Ljubljana – The association of Slovenia’s urban municipalities has called on the National Assembly to pass legal basis for effective measures to contain the Covid outbreak. It also suggests considering introducing the reconvalescent-vaccinated rule (PC) as the standard for the Covid pass.
The association’s assembly issued the appeal after debating the Covid-19 situation in the country on Monday, finding that the whole country is a “hostage of a minority of 200,000 people who oppose vaccination”.
They infer that from data from the Covid tracker site which shows that almost 1.2 million people have received their first dose of a Covid vaccine and more than 300,000 are reconvalescent, while more than 300,000 of the population is younger than 14.
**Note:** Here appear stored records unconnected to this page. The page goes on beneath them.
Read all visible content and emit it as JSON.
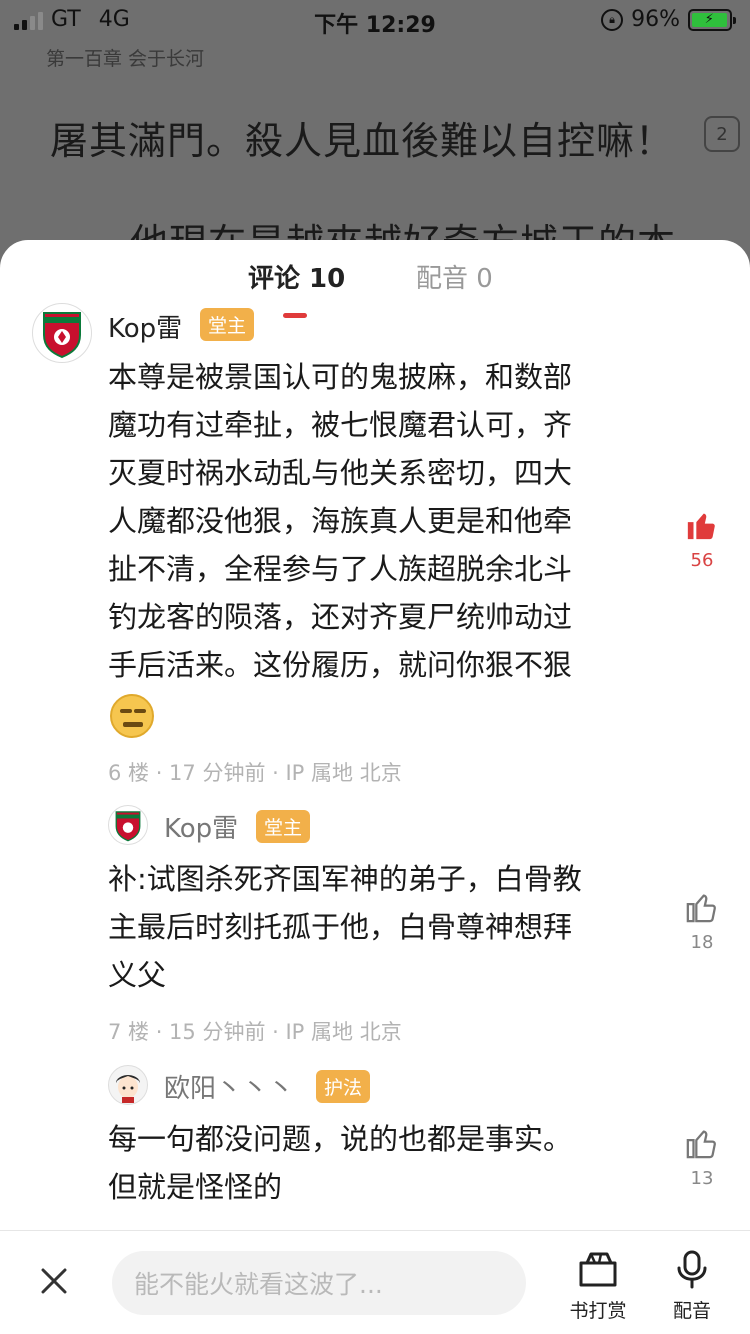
{
  "status_bar": {
    "carrier": "GT",
    "network": "4G",
    "time": "下午 12:29",
    "battery": "96%"
  },
  "reader": {
    "chapter": "第一百章 会于长河",
    "line1": "屠其滿門。殺人見血後難以自控嘛！",
    "line1_badge": "2",
    "line2": "他現在是越來越好奇方城王的本"
  },
  "tabs": {
    "comments": "评论 10",
    "dubbing": "配音 0"
  },
  "comments": [
    {
      "user": "Kop雷",
      "role": "堂主",
      "lines": [
        "本尊是被景国认可的鬼披麻，和数部",
        "魔功有过牵扯，被七恨魔君认可，齐",
        "灭夏时祸水动乱与他关系密切，四大",
        "人魔都没他狠，海族真人更是和他牵",
        "扯不清，全程参与了人族超脱余北斗",
        "钓龙客的陨落，还对齐夏尸统帅动过",
        "手后活来。这份履历，就问你狠不狠"
      ],
      "meta": "6 楼 · 17 分钟前 · IP 属地 北京",
      "likes": "56"
    },
    {
      "user": "Kop雷",
      "role": "堂主",
      "lines": [
        "补:试图杀死齐国军神的弟子，白骨教",
        "主最后时刻托孤于他，白骨尊神想拜",
        "义父"
      ],
      "meta": "7 楼 · 15 分钟前 · IP 属地 北京",
      "likes": "18"
    },
    {
      "user": "欧阳丶丶丶",
      "role": "护法",
      "lines": [
        "每一句都没问题，说的也都是事实。",
        "但就是怪怪的"
      ],
      "likes": "13"
    }
  ],
  "bottom_bar": {
    "input_placeholder": "能不能火就看这波了...",
    "reward_label": "书打赏",
    "dub_label": "配音"
  },
  "colors": {
    "accent_red": "#e03b3b",
    "role_badge": "#f2b04a",
    "like_hot": "#d94343"
  },
  "icons": [
    "close-icon",
    "thumbs-up-icon",
    "wallet-icon",
    "microphone-icon",
    "liverpool-crest-avatar",
    "squint-smile-emoji"
  ]
}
They called on all the residents to get vaccinated and thus show solidarity and help contain the epidemic and contribute to their own safety and the safety of others.
They called on the National Assembly to adopt legislation that would allow the government to pass scientifically supported measures to contain Covid.
In suggesting the PC rule, the association refers to proposals made by the group of experts advising the government on Covid-19 as early as September.
A similar appeal was made by Ljubljana Mayor Zoran Janković as he addressed the press on Tuesday. Janković also offered his critique of the government and of its communication, arguing that part of those who opted not to get the jab did so out of protest against the government.
“Even though the government has done what can be done wrong in its communication with the citizens, we have almost 1.2 million people vaccinated with the first dose today, which means they’ll also get the second one,” he said.
Disregarding those who have had Covid, there are still about 20% of the population who have a hold on the country, said Janković, who appealed for solidarity.
“Everyone has the right to make their own decision, it’s a fact, but it’s my belief that we can attain normal life only by getting vaccinated and being cautious,” he said.
“We can disagree with the government, condemn it, but we can show that in the election that will take place within five months at the latest, but let’s try and get our lives back on track as much as possible,” he said.